NEW ORLEANS Saturday marked the 72nd Anniversary of the attack on Pearl Harbor.
In the nation's capitol, more than two-thousand people attended the wreath laying ceremony at the navy memorial.
The annual remembrance is dedicated to those who fought and died on December 7, 1941, when the Japanese attacked the U.S. Navy base in Hawaii. Roughly 2,500 service members were killed that day.
The attack pulled America into WWII.
In New Orleans, Pearl Harbor Day takes special significance. The City is home to the WWII Museum, a place dedicated to preserving the legacy and history of those who fought in the war.
For one local veteran, who survived the attack on Pearl Harbor, the memories of that day are very vivid.
James Womack, a veteran living in Houma, La, was present for the Pearl Harbor remembrance ceremony at the WWII museum. He was among a handful of veterans from that era who were recognized for their service during the ceremony.
For Womack, Pearl Harbor day goes beyond remembering. For him, it is reliving.
'It still hurts to think about it,' said Womack.
Womack was 21-years-old when the Japanese attacked the navy base on the Hawaiian island of Oahu.
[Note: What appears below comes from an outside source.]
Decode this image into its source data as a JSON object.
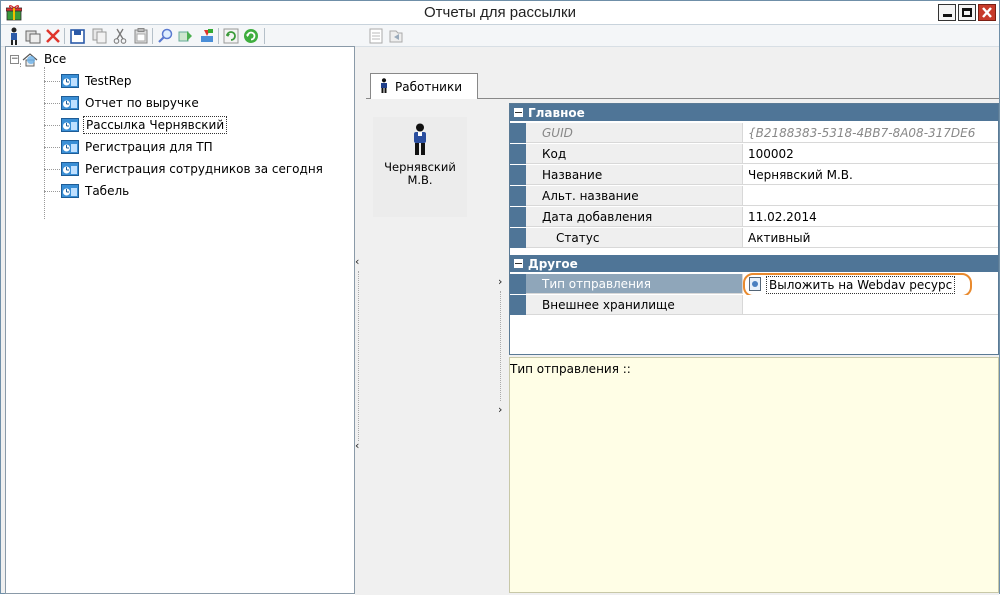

Today, despite the pain, Womack is able to recall the day with a bit of humor.
'We were still in bed when the fun started,' said Womack.
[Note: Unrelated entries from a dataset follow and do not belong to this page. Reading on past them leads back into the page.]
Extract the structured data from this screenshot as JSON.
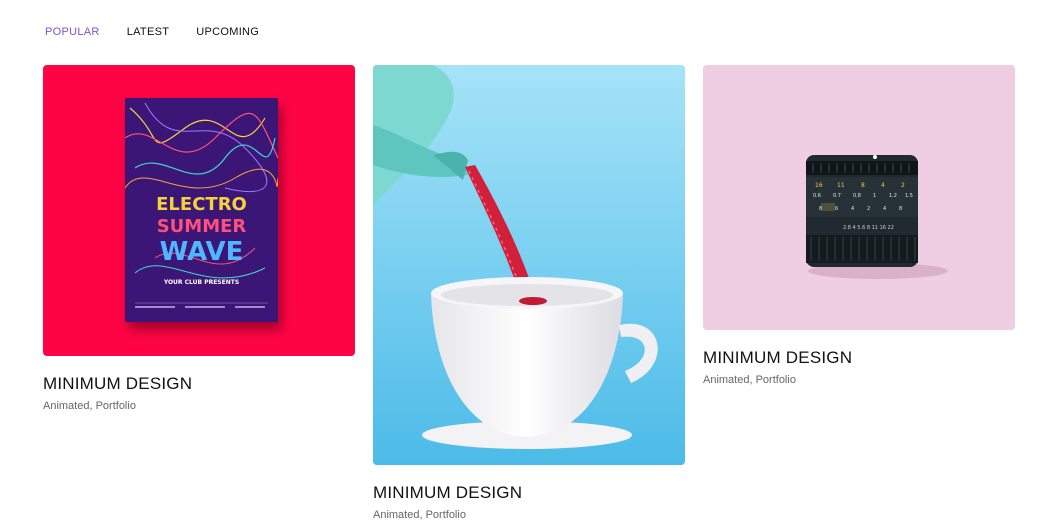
{
  "tabs": [
    {
      "label": "POPULAR",
      "active": true
    },
    {
      "label": "LATEST",
      "active": false
    },
    {
      "label": "UPCOMING",
      "active": false
    }
  ],
  "accent_color": "#7b55d1",
  "cards": [
    {
      "title": "MINIMUM DESIGN",
      "meta": "Animated, Portfolio",
      "image": "electro-summer-wave-poster",
      "bg_color": "#ff0444",
      "poster": {
        "lines": [
          "ELECTRO",
          "SUMMER",
          "WAVE"
        ],
        "sub": "YOUR CLUB PRESENTS"
      }
    },
    {
      "title": "MINIMUM DESIGN",
      "meta": "Animated, Portfolio",
      "image": "teapot-pouring-into-cup",
      "bg_color": "#62c8ef"
    },
    {
      "title": "MINIMUM DESIGN",
      "meta": "Animated, Portfolio",
      "image": "camera-lens",
      "bg_color": "#efcde2"
    }
  ]
}
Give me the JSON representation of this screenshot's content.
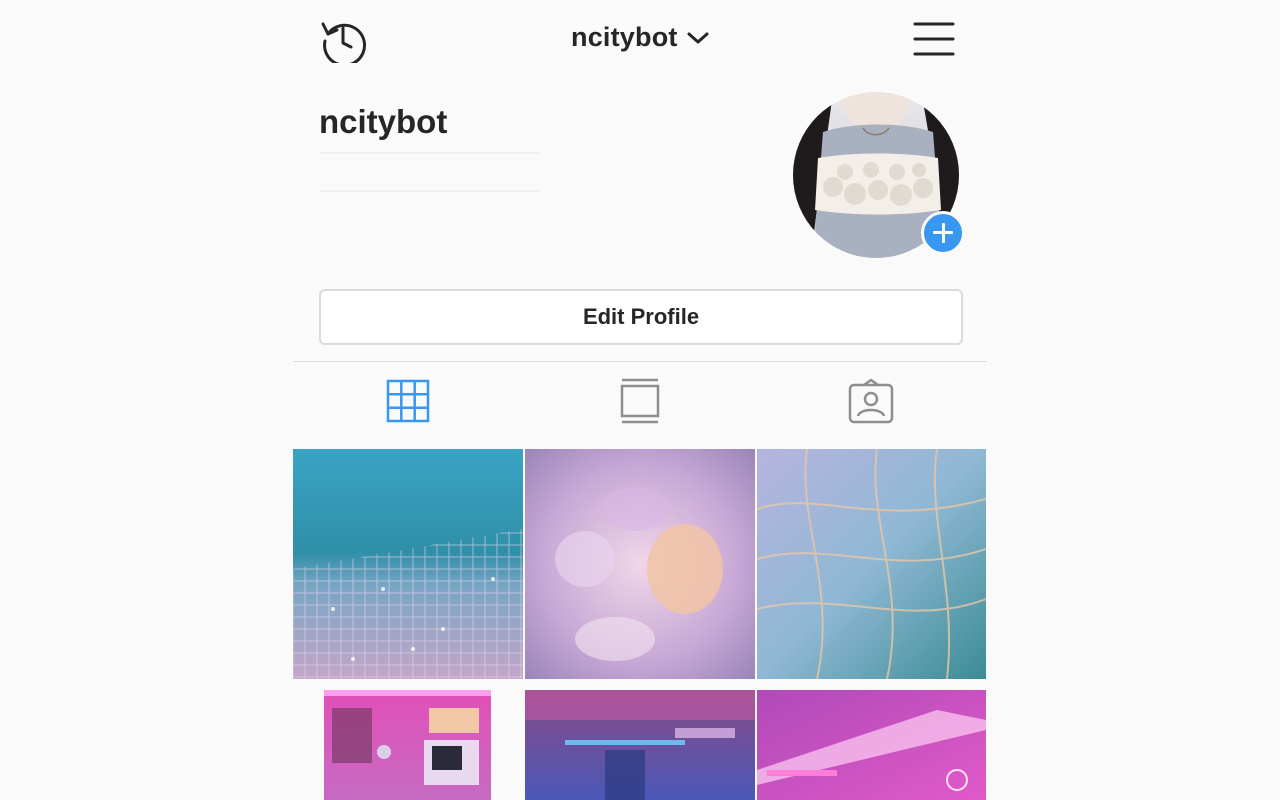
{
  "header": {
    "username": "ncitybot",
    "history_icon": "history-icon",
    "dropdown_icon": "chevron-down-icon",
    "menu_icon": "hamburger-menu-icon"
  },
  "profile": {
    "name": "ncitybot",
    "edit_button_label": "Edit Profile",
    "add_story_icon": "plus-icon"
  },
  "tabs": [
    {
      "name": "grid",
      "icon": "grid-icon",
      "active": true
    },
    {
      "name": "feed",
      "icon": "feed-icon",
      "active": false
    },
    {
      "name": "tagged",
      "icon": "tagged-icon",
      "active": false
    }
  ],
  "colors": {
    "accent": "#3897f0",
    "text": "#262626",
    "inactive_icon": "#8e8e8e",
    "border": "#dbdbdb",
    "background": "#fafafa"
  },
  "posts": [
    {
      "description": "holographic pool tiles"
    },
    {
      "description": "iridescent seashells"
    },
    {
      "description": "shimmering water tiles"
    },
    {
      "description": "neon pink bedroom"
    },
    {
      "description": "neon purple hallway"
    },
    {
      "description": "neon pink room"
    }
  ]
}
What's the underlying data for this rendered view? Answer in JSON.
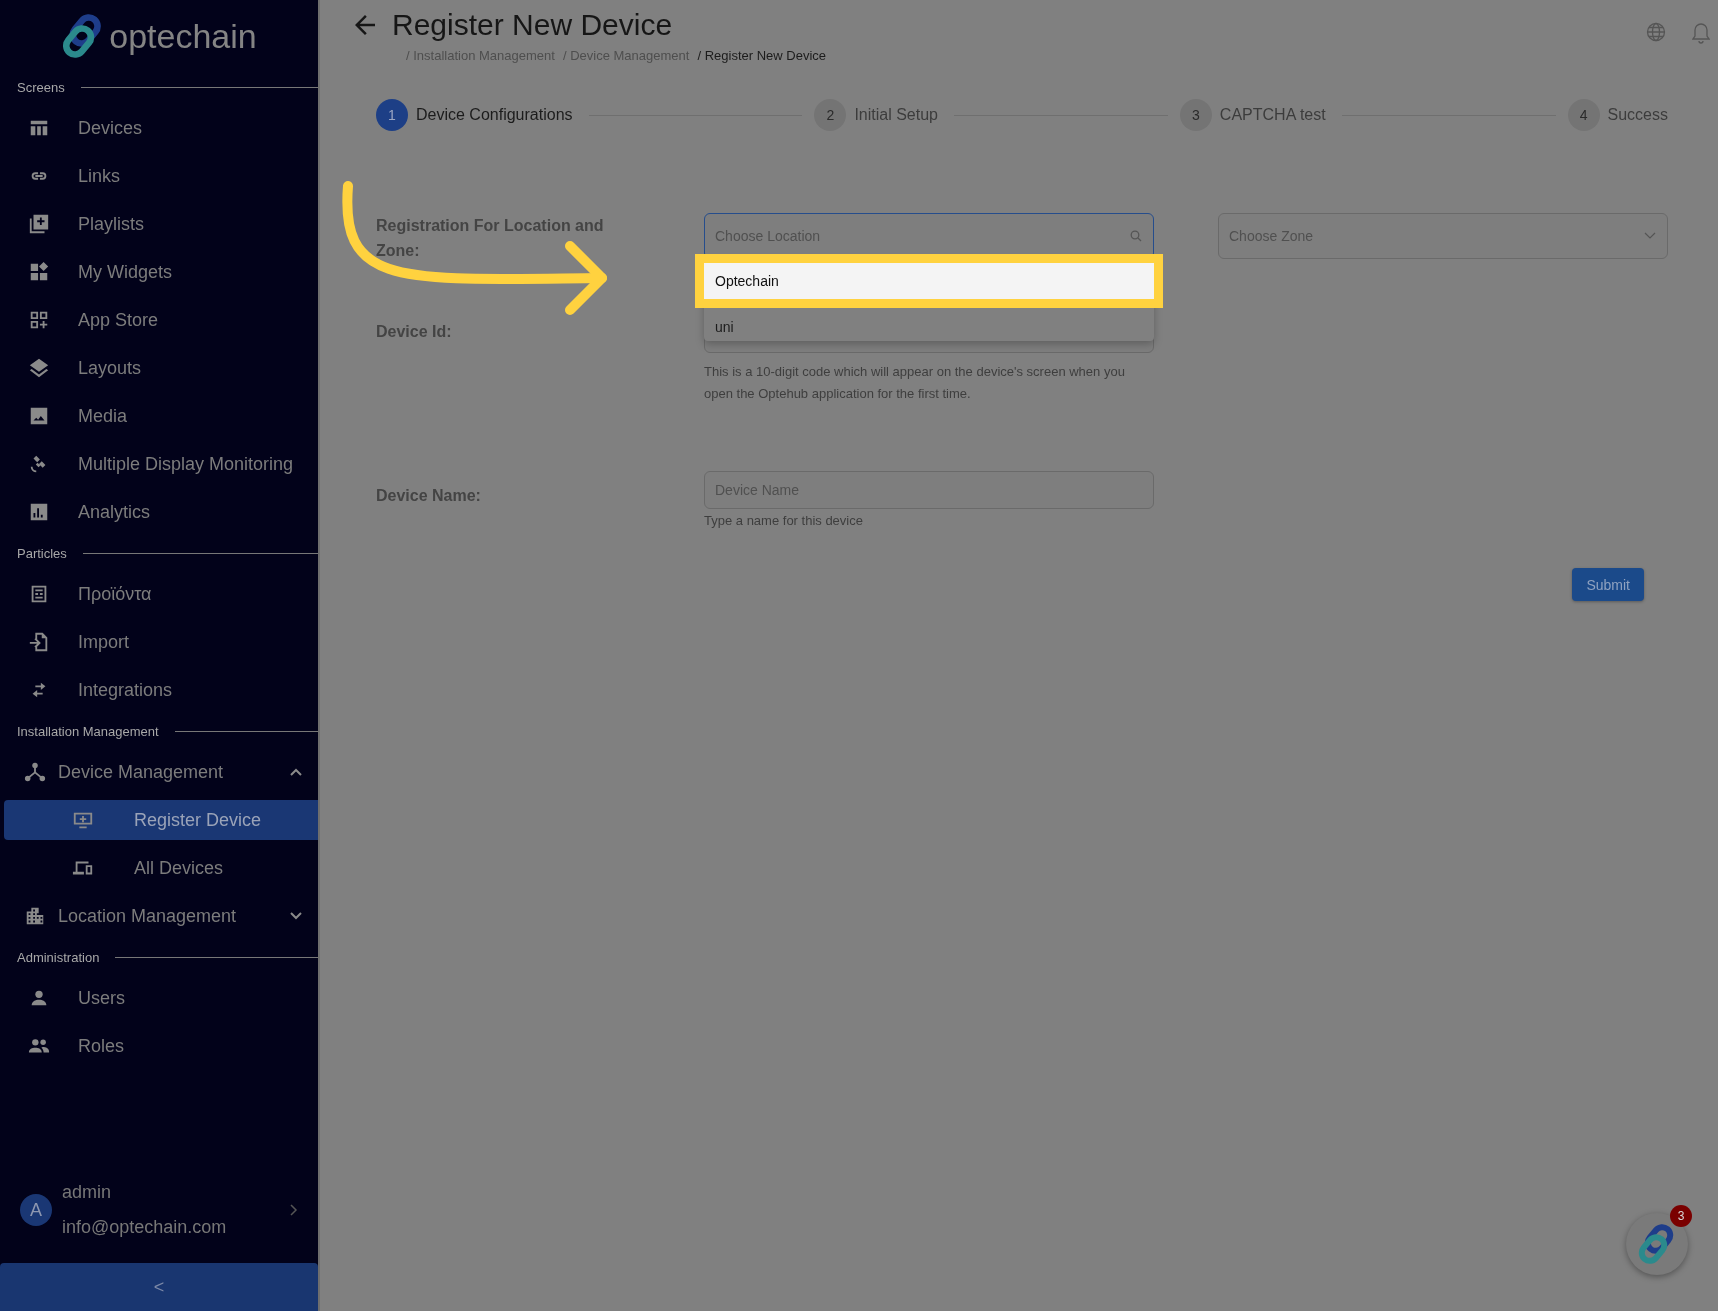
{
  "sidebar": {
    "brand": "optechain",
    "sections": [
      {
        "title": "Screens",
        "items": [
          {
            "label": "Devices",
            "selected": false
          },
          {
            "label": "Links",
            "selected": false
          },
          {
            "label": "Playlists",
            "selected": false
          },
          {
            "label": "My Widgets",
            "selected": false
          },
          {
            "label": "App Store",
            "selected": false
          },
          {
            "label": "Layouts",
            "selected": false
          },
          {
            "label": "Media",
            "selected": false
          },
          {
            "label": "Multiple Display Monitoring",
            "selected": false
          },
          {
            "label": "Analytics",
            "selected": false
          }
        ]
      },
      {
        "title": "Particles",
        "items": [
          {
            "label": "Προϊόντα",
            "selected": false
          },
          {
            "label": "Import",
            "selected": false
          },
          {
            "label": "Integrations",
            "selected": false
          }
        ]
      },
      {
        "title": "Installation Management",
        "items": [
          {
            "label": "Device Management",
            "selected": false,
            "expanded": true,
            "children": [
              {
                "label": "Register Device",
                "selected": true
              },
              {
                "label": "All Devices",
                "selected": false
              }
            ]
          },
          {
            "label": "Location Management",
            "selected": false,
            "expanded": false
          }
        ]
      },
      {
        "title": "Administration",
        "items": [
          {
            "label": "Users",
            "selected": false
          },
          {
            "label": "Roles",
            "selected": false
          }
        ]
      }
    ],
    "user": {
      "initial": "A",
      "name": "admin",
      "email": "info@optechain.com"
    },
    "collapse": "<"
  },
  "header": {
    "title": "Register New Device",
    "breadcrumb": [
      {
        "separator": "/",
        "label": "Installation Management",
        "current": false
      },
      {
        "separator": "/",
        "label": "Device Management",
        "current": false
      },
      {
        "separator": "/",
        "label": "Register New Device",
        "current": true
      }
    ]
  },
  "steps": [
    {
      "number": "1",
      "label": "Device Configurations",
      "selected": true
    },
    {
      "number": "2",
      "label": "Initial Setup",
      "selected": false
    },
    {
      "number": "3",
      "label": "CAPTCHA test",
      "selected": false
    },
    {
      "number": "4",
      "label": "Success",
      "selected": false
    }
  ],
  "form": {
    "location": {
      "label": "Registration For Location and Zone:",
      "location_placeholder": "Choose Location",
      "zone_placeholder": "Choose Zone",
      "options": [
        {
          "label": "Optechain",
          "highlighted": true
        },
        {
          "label": "uni",
          "highlighted": false
        }
      ]
    },
    "device_id": {
      "label": "Device Id:",
      "help": "This is a 10-digit code which will appear on the device's screen when you open the Optehub application for the first time."
    },
    "device_name": {
      "label": "Device Name:",
      "placeholder": "Device Name",
      "hint": "Type a name for this device"
    },
    "submit": "Submit"
  },
  "assistant": {
    "badge": "3"
  }
}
While other vessels were on fire, the ship Womack was serving on, the USS St. Louis, managed to escape.It was later nicknamed the 'The Lucky Lou.'
'Really, I'm thinking how god blessed me to bring me through it. Terrible things happened that day. So many terrible losses,' said Womack.
With each passing year, the ranks of the proud members of a generation who sacrificed so much are dwindling. But for veterans like Womack remembering the attack on Pearl Harbor is their way of honoring fellow servicemen who are no longer with us.